As a kid, Brian De Palma was obsessed with building computers. He studied physics in college and was on track to become an engineer. He intended to follow in his fathers footsteps as a man of science – his dad was a surgeon – but then he saw the movie Vertigo. This is something that commonly happens among filmmakers. It’s that one film that changes the trajectory. For Spielberg it was Lawrence of Arabia. For Richard Linklater it was Raging Bull. For DePalma it was Vertigo.
He became obsessed with Hitchcock. You can especially see that in the documentary De Palma, by Noah Baumbach. He is constantly referring to him. He was entranced by the way Hitchcock told the story, the cinematic language; the camera moves, the use of color, the way it was lit, the way it was cut. It fascinated him. He bailed on his engineering career and decided to follow his passion.
He enrolled at Sarah Lawrence College as a graduate student in their theater department and began digging deeper into Hitchock, the Maysles Brothers, Antonioni, Godard, and even Warhol — all of which inspired him to begin applying the lessons to his own short and independent films.
In his post-college years, he paid the bills by making small films and documentaries. He made one about an art exhibit for MOMA, another for the NAACP, and even one for the Treasury Department.
He eventually graduated to feature films and his first success to be noticed by Hollywood was the 1968 underground comedy Greetings starring a young Robert De Niro. It was about young men trying to avoid the Vietnam War, an issue De Palma was dealing with in real life. He would end up telling the recruiters he was a communist with homosexual thoughts in order to dodge the draft.
Greetings has a special place in the history of cinema. In 1968, the Motion Picture Association of America established the ratings system and Greetings was the first picture to ever receive an X.
The success of Greetings got him invited to Hollywood where he would truly begin his career. While having his fair share of difficulties dealing with the studio system it would be during this time that he would find his place as a member of the most legendary group of American filmmakers there ever was or will be: The Movie Brats. George Lucas, John Carpenter, Martin Scorsese, Peter Bogdanovich, Steven Spielburg, Paul Schrader, David Lynch, Wes Craven, James Cameron, Joe Dante, Ron Howard, John Sayles, Robert Altman, Francis Ford Coppola, John Cassavetes, and Jonathan Demme were just a few of the names to come out of this decade of filmmaking genius.
De Palma would spend his entire career fighting against the ratings system. All of his movies are loaded with sex and violence. There is a reason this is Tarantino’s hero. However, it is what lies beneath this blood-soaked crowd-pleasing surface that makes Palma such a legend.

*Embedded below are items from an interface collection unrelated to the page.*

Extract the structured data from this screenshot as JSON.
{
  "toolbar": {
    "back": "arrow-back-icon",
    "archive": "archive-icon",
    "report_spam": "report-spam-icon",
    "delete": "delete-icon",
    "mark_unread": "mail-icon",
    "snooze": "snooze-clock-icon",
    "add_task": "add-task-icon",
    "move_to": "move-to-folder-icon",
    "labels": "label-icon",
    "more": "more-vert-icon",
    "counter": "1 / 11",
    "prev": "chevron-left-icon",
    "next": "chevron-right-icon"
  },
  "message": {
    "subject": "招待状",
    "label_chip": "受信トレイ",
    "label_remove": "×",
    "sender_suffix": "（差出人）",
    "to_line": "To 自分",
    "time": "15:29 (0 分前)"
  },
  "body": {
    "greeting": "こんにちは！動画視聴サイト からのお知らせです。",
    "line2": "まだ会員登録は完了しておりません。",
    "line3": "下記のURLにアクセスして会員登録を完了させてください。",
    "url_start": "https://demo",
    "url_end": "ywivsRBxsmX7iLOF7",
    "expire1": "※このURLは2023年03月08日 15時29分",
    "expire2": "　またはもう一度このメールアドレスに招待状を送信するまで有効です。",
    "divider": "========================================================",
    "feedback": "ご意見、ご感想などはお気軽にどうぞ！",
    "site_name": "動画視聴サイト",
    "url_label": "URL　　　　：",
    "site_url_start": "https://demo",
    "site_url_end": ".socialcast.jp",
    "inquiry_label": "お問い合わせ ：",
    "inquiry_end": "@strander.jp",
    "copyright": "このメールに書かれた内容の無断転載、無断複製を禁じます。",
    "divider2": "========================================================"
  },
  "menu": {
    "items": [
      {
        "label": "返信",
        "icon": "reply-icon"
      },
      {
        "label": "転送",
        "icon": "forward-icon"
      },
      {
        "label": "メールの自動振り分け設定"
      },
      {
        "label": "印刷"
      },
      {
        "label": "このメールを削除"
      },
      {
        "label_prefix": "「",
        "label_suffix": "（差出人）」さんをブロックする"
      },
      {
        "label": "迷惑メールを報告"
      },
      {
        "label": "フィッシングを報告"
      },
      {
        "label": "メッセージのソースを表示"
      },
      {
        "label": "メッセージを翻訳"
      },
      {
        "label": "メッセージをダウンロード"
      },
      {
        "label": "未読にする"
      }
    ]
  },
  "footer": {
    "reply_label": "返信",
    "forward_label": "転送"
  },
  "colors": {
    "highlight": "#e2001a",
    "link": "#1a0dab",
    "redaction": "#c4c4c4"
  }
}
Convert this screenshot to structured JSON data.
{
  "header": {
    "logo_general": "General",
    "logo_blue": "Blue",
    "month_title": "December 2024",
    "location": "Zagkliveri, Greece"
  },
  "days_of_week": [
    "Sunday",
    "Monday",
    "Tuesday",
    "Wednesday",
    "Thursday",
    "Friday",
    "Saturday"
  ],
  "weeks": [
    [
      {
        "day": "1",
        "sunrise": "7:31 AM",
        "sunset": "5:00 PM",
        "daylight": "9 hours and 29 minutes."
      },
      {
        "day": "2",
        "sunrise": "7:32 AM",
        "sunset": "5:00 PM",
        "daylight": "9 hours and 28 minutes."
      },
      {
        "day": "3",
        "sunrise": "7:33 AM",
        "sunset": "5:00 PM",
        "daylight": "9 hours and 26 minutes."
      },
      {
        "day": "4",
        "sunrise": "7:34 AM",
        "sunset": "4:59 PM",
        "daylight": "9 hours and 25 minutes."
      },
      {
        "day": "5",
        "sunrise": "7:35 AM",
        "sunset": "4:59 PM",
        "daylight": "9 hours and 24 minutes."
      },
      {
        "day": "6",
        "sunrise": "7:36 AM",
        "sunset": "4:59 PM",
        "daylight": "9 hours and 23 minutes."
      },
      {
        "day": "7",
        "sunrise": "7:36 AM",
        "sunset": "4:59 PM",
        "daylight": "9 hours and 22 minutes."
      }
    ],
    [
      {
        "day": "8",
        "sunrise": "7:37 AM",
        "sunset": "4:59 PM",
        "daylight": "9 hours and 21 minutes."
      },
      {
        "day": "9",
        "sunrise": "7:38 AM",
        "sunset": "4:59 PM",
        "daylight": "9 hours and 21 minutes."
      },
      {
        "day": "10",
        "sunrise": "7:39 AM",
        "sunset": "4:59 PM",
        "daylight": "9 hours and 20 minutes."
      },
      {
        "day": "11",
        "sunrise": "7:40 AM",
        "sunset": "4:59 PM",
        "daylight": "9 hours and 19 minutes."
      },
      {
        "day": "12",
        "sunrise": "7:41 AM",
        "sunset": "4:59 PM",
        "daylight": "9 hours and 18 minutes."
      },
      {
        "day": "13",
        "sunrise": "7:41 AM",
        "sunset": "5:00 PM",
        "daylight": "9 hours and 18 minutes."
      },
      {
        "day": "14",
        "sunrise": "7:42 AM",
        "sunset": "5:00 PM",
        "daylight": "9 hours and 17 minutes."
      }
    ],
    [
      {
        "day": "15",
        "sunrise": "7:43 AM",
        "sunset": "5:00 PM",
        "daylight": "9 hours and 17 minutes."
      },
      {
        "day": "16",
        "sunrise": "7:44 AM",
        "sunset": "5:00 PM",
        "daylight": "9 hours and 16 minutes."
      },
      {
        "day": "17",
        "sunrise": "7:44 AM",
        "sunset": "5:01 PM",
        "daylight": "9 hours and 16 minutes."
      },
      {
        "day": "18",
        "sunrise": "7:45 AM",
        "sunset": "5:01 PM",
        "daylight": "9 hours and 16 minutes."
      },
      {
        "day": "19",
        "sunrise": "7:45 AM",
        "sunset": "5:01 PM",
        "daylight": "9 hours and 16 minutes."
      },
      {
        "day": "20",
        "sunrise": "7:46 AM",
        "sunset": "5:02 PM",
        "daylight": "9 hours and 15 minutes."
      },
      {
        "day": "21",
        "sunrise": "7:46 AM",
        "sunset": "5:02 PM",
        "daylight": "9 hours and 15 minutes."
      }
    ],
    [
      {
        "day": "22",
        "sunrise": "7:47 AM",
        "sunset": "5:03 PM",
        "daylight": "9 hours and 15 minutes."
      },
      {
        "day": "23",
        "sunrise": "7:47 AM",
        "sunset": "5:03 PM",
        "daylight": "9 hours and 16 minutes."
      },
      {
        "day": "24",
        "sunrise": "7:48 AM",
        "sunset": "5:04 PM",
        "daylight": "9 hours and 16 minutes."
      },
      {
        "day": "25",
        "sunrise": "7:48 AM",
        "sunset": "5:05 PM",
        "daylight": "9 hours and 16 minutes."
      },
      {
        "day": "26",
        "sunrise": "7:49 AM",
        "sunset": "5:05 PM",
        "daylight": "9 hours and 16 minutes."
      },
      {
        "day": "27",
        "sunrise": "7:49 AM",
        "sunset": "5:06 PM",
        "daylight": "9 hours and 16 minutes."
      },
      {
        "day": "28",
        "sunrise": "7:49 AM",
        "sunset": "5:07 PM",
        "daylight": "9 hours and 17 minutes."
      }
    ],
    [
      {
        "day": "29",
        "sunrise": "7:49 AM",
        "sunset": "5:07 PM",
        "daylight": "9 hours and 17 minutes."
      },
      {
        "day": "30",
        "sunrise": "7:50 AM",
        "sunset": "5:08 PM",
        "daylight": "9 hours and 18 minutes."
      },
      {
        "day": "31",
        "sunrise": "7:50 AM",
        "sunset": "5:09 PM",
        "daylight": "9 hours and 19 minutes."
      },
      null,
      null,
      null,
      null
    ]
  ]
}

De Palma is a master of the build up. He relishes the moments before the action. If you have ever seen one of his movies you will know what I am talking about; the moments before Carrie takes over the dance, Tony Montana shoots it out in the mansion, or Agent Elliot Ness chases the baby carriage down the stairs.
He is a brilliant visual artist. He is famous for his iconic set pieces and despises the traditional shooting strategies. He never simply shoots coverage; wide shots, medium shots, close ups. He searches for the most meaningful, impactful, and cutting edge ways to make each and every shot in a scene.
He was a bold and unapologetic storyteller who explored the realities of war, violence, helplessness, the thrills of voyeurism, and the consequences of oppression throughout his films.
He was ahead of his time. Many of his movies were not appreciated by critics or successful at the box offices during their release, but have come to be widely accepted (at the very least) as cult classics and (at the very most) as cinematic masterpieces.
He was prolific. De Palma has directed over 40 movies, so we aren’t going to go through all of them here, but here is his top 10 greatest films according to Rotten Tomatoes:
Dressed to Kill 84%
Blow Out 91%
So, what’s your opinion? Is he a misogynistic, bloodthirsty, B-movie director? Or is he an artist and one of the all-time greats? Do you agree with the Rotten Tomatoes top ten list? What’s your favorite De Palma movie?